[W]henever the challenge ultimately attacks the "core of habeas" - the validity of the continued conviction or the fact or length of the sentence -a challenge, however denominated and regardless of the relief sought, must be brought by way of a habeas corpus petition. Conversely, when the challenge is to a condition of confinement such that a finding in plaintiff's favor would not alter his sentence or undo his conviction, an action under § 1983 is appropriate.
4. Hence, a prisoner is entitled to a writ of habeas corpus only if he "seek[s] to invalidate the duration of [his] confinement - either directly through an injunction compelling speedier release or indirectly through a judicial determination that necessarily implies the unlawfulness of the [government's] custody." See Wilkinson v. Dotson, 544 U.S. 74, 81 (2005). In contrast, if the court's judgment in the prisoner's favor would not affect the fact or duration of the prisoner's incarceration, habeas relief is unavailable. See, e.g., Ganim v. Federal Bureau of Prisons, 235 Fed. App'x 882 (3rd Cir. 2007) (holding that district court lacks jurisdiction under § 2241 to entertain prisoner's challenge to his transfer between federal prisons). Instructively, in Bronson v. Demming, 56 Fed. App'x 551, 553-54 (3rd Cir. 2002), the Court of Appeals held that habeas relief was unavailable to an inmate seeking release from disciplinary segregation to general prison population, and a habeas challenge requesting such relief should be dismissed for lack of jurisdiction.

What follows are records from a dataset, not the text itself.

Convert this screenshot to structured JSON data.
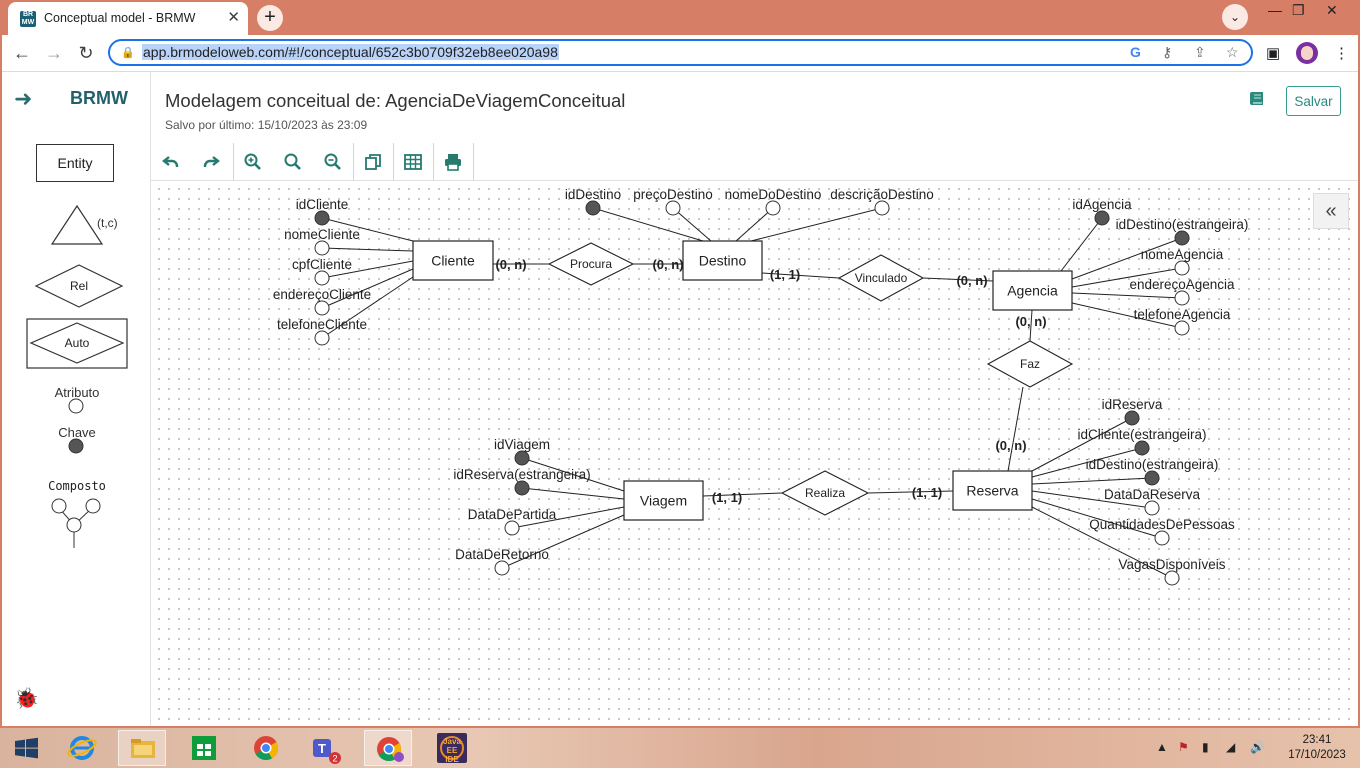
{
  "browser": {
    "tab_title": "Conceptual model - BRMW",
    "favicon_text": "BR MW",
    "url": "app.brmodeloweb.com/#!/conceptual/652c3b0709f32eb8ee020a98"
  },
  "app": {
    "brand": "BRMW",
    "title": "Modelagem conceitual de: AgenciaDeViagemConceitual",
    "subtitle": "Salvo por último: 15/10/2023 às 23:09",
    "save_label": "Salvar"
  },
  "palette": {
    "entity": "Entity",
    "specialization": "(t,c)",
    "rel": "Rel",
    "auto": "Auto",
    "atributo": "Atributo",
    "chave": "Chave",
    "composto": "Composto"
  },
  "toolbar_icons": [
    "undo-icon",
    "redo-icon",
    "zoom-in-icon",
    "zoom-reset-icon",
    "zoom-out-icon",
    "duplicate-icon",
    "table-icon",
    "print-icon"
  ],
  "diagram": {
    "entities": [
      {
        "id": "cliente",
        "label": "Cliente"
      },
      {
        "id": "destino",
        "label": "Destino"
      },
      {
        "id": "agencia",
        "label": "Agencia"
      },
      {
        "id": "reserva",
        "label": "Reserva"
      },
      {
        "id": "viagem",
        "label": "Viagem"
      }
    ],
    "relationships": [
      {
        "id": "procura",
        "label": "Procura",
        "entity_a": "cliente",
        "card_a": "(0, n)",
        "entity_b": "destino",
        "card_b": "(0, n)"
      },
      {
        "id": "vinculado",
        "label": "Vinculado",
        "entity_a": "destino",
        "card_a": "(1, 1)",
        "entity_b": "agencia",
        "card_b": "(0, n)"
      },
      {
        "id": "faz",
        "label": "Faz",
        "entity_a": "agencia",
        "card_a": "(0, n)",
        "entity_b": "reserva",
        "card_b": "(0, n)"
      },
      {
        "id": "realiza",
        "label": "Realiza",
        "entity_a": "viagem",
        "card_a": "(1, 1)",
        "entity_b": "reserva",
        "card_b": "(1, 1)"
      }
    ],
    "attributes": [
      {
        "entity": "cliente",
        "label": "idCliente",
        "key": true
      },
      {
        "entity": "cliente",
        "label": "nomeCliente",
        "key": false
      },
      {
        "entity": "cliente",
        "label": "cpfCliente",
        "key": false
      },
      {
        "entity": "cliente",
        "label": "endereçoCliente",
        "key": false
      },
      {
        "entity": "cliente",
        "label": "telefoneCliente",
        "key": false
      },
      {
        "entity": "destino",
        "label": "idDestino",
        "key": true
      },
      {
        "entity": "destino",
        "label": "preçoDestino",
        "key": false
      },
      {
        "entity": "destino",
        "label": "nomeDoDestino",
        "key": false
      },
      {
        "entity": "destino",
        "label": "descriçãoDestino",
        "key": false
      },
      {
        "entity": "agencia",
        "label": "idAgencia",
        "key": true
      },
      {
        "entity": "agencia",
        "label": "idDestino(estrangeira)",
        "key": true
      },
      {
        "entity": "agencia",
        "label": "nomeAgencia",
        "key": false
      },
      {
        "entity": "agencia",
        "label": "endereçoAgencia",
        "key": false
      },
      {
        "entity": "agencia",
        "label": "telefoneAgencia",
        "key": false
      },
      {
        "entity": "reserva",
        "label": "idReserva",
        "key": true
      },
      {
        "entity": "reserva",
        "label": "idCliente(estrangeira)",
        "key": true
      },
      {
        "entity": "reserva",
        "label": "idDestino(estrangeira)",
        "key": true
      },
      {
        "entity": "reserva",
        "label": "DataDaReserva",
        "key": false
      },
      {
        "entity": "reserva",
        "label": "QuantidadesDePessoas",
        "key": false
      },
      {
        "entity": "reserva",
        "label": "VagasDisponíveis",
        "key": false
      },
      {
        "entity": "viagem",
        "label": "idViagem",
        "key": true
      },
      {
        "entity": "viagem",
        "label": "idReserva(estrangeira)",
        "key": true
      },
      {
        "entity": "viagem",
        "label": "DataDePartida",
        "key": false
      },
      {
        "entity": "viagem",
        "label": "DataDeRetorno",
        "key": false
      }
    ]
  },
  "taskbar": {
    "time": "23:41",
    "date": "17/10/2023",
    "java_label": "Java EE IDE"
  },
  "colors": {
    "titlebar": "#d77f66",
    "brand": "#22616b",
    "accent": "#2a8a7e",
    "key_fill": "#555555"
  }
}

5. Here, same as in Bronson, the relief sought by Petitioner is an order directing his release from one form of confinement to another. Since the overall length of Petitioner's incarceration could not possibly be affected by such order, habeas relief is unavailable to Petitioner as to his housing claim. A fortiori, such relief is inapplicable to Petitioner's claim that he was not provided with a timely reading of his incident report: neither such reading nor the lack thereof might have any effect of Petitioner's term of imprisonment.
6. Finally, this Court finds it imprudent to re-qualify, sua sponte, the Petition into a civil complaint since, upon such re-qualification, Petitioner would be required to either prepay his filing fee of $350 (or to undertake the financial responsibility of paying this very sum in installments upon the Court's grant of his in forma pauperis application) and, in addition, would be subject to the provisions of the Prisoner Litigation Reform Act of 1995, including the three strikes provision of 28 U.S.C. § 1915(g). Simply put, if Petitioner desires to raise his claims in a civil complaint, he is entitled to make such choice freely and intelligently, and not to have his intentions second-guessed by this Court. See id. at 554.*fn1
IT IS on this 29th day of June , 2009, ORDERED that the Petition for a Writ of Habeas Corpus, Docket Entry No. 1, is DISMISSED for lack of jurisdiction. Such dismissal, however, is without prejudice to Petitioner's raising his claims in a timely civil complaint; and it is further
ORDERED that the Clerk shall serve a copy of this Order upon Petitioner by regular U.S. mail, together with a blank civil complaint form and a blank application to proceed in forma pauperis in a civil action; and it is finally
ORDERED that the Clerk shall close the file on ...